GENERAL INFORMATION: 503-823-7404
1120 SW Fifth Ave, Suite 600, Portland, OR 97204
Here in the City of Portland, we are lucky to have some of the best tasting and easily accessible water in the world - just by turning on the tap!
Water is an important part of our daily lives and we use it for a wide variety of reasons. According to the United States Environmental Agency (EPA), the average American family of four uses roughly 400 gallons of water per day at home.
In Portland, an average family of four uses approximately 240 gallons of water per day, most of it occurring indoors.
Showers account for about 16.8 percent of the water used indoors and are typically the third-largest use of water in the average home.
According to a national study of residential water use, the average American shower uses roughly 17 gallons of water and lasts for around eight minutes. The average bath uses 24 gallons of water and accounts for roughly two percent of the water used indoors.

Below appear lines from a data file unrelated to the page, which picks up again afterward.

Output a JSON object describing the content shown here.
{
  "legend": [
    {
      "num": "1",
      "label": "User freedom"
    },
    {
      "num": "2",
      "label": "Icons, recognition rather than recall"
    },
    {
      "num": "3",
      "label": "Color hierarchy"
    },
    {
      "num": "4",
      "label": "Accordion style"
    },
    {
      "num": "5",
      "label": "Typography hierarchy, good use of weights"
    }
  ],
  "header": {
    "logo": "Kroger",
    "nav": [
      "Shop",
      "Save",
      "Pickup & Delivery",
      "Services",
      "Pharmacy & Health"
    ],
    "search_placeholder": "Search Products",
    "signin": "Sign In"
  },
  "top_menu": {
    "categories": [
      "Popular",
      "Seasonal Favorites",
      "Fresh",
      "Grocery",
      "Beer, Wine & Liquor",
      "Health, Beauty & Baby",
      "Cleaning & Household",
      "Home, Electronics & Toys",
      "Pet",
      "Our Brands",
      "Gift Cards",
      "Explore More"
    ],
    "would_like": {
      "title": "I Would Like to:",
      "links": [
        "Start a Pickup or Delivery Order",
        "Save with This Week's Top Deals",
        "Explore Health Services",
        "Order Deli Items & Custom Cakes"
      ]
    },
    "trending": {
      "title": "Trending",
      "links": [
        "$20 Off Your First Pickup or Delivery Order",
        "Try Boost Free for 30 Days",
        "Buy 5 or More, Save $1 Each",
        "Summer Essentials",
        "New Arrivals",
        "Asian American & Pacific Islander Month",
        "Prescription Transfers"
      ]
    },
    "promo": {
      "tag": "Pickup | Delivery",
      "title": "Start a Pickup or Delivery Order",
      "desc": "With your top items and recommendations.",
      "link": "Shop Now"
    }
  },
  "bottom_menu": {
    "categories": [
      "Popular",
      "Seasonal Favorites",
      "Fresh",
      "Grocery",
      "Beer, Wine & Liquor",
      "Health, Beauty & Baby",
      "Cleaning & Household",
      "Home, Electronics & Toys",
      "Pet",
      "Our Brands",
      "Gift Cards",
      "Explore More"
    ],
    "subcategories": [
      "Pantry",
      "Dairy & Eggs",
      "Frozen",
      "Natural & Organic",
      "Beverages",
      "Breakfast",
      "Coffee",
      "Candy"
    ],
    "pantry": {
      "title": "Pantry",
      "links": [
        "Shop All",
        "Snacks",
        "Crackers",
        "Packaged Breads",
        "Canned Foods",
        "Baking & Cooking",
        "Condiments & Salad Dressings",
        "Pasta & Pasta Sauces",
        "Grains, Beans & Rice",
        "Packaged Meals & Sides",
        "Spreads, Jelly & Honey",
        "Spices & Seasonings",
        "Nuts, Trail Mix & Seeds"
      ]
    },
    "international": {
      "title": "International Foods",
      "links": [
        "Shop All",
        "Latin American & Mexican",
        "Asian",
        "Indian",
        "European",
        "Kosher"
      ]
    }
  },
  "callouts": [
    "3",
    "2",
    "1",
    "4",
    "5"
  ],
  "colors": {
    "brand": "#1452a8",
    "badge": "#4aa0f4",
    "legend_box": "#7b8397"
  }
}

The Portland Water Bureau encourages citizens to take the time to learn how you can conserve water indoors and in turn, help save water, energy and money!
Click here to determine the amount of water your shower uses and the benefits of replacing your showerhead with a water-efficient one. Visit www.portlandoregon.gov/water/efficiency to learn more!
These free City of Portland events are designed to help you create a healthy home while saving you money and connecting you to helpful resources in your community. While you are there, don’t forget to visit the Portland Water Bureau’s table where our staff can advise you on ways to save water and lower your bill. Or take our class “Save Water, Save Money” at 11:00 am to learn about how to identify and fix leaks.
What you'll find at a Fix-It Fair
Ongoing exhibits and hourly workshops on topics such as:
2013-14 Fix-It Fair Season
Saturday, November 23, 2013
9:30 a.m. – 3 p.m.
Saturday, January 25, 2014
9:30 a.m. – 3 p.m.
Saturday, February 22, 2014
9:30 a.m. – 3 p.m.
Download the brochure including workshop schedule for the upcoming Fix-It Fair. See you there!
Portland Water Bureau customers can get water efficiency information at any time by calling 503-823-4527. Visit us online at www.portlandoregon.gov/water/efficiency.
For the third year in a row, the Portland Water Bureau’s Engineering Services Group has published the Fiscal Year (FY) 2012-13 Capital Improvement Plan Annual Report (CIPAR).
The purpose of this report is to increase transparency and accountability, and provide current CIP project status details.
The report summarizes the Portland Water Bureau’s progress on its capital projects in the past fiscal year and lays the groundwork for upcoming budget discussions for continuing projects. The CIPAR contains “profiles” for all projects recording costs during FY 2012-13. Major projects with a total cost of more than $500,000 each have a single page profile of project scope, schedule, budget and recent photos.
The report compiles and reconciles multiple data sources including: SAP, AtTask, 903 Mains, GIS, Synergen and team knowledge. Similar to previous years, CIP Planning partnered with many colleagues from the Water Bureau's Administration, Finance and Support Services, and Resource Protection and Planning work groups to ensure data quality as well as a user-friendly presentation.
There is also a separate Appendix of smaller projects that fall below the $500,000 threshold.
Access the complete FY 2012-13 CIP Annual Report on the Water Bureau website at: http://www.portlandoregon.gov/water/CIPAR.
Join the Portland Water Bureau's Online Community!
Follow us on Twitter. Like us on Facebook. See us on Flickr.
As of 1:00 pm today, Wednesday November 20, 2013, the boil water notice for some 570 homes in Southwest Portland has been lifted. No contamination was detected following the unexpected loss of pressure, and the water is safe to drink.
After consulting with the Oregon Health Authority on Tuesday, November 19, 2013, the Portland Water Bureau issued a precautionary boil water notice to residents in an area near SW 30th Avenue and SW Vermont Street.
The notice responded to an unexpected loss of pressure following scheduled construction work in the area. Such notice is considered a conservative and proactive best management practice that alerts customers to an incident affecting the water system.
The City encouraged customers to boil their water as a precaution. While unlikely, a loss of pressure in the water system could have allowed contaminants to enter the system without being treated. Samples collected in the affected area showed no contamination.
We regret any inconvenience this incident caused. While the risk was low, a precautionary boil notice is a best practice designed to protect the health of drinking water customers.
Staff at the Portland Water Bureau’s Water Line, at 503-823-7525, is available to answer questions from members of the public.
The Environmental Protection Agency recently released a report on The Importance of Water to the U.S. Economy, November 2013. While recognizing that “…reliable information on the economic importance of water is, in many ways, elusive…” the report intends to supply decision-makers with the information necessary to guide decisions about the use and management of the nation’s water resources; and identifies other areas of research needed.
Portland Water Bureau customers may find some relevance to the information regarding drinking water supplies:
Read the full report here.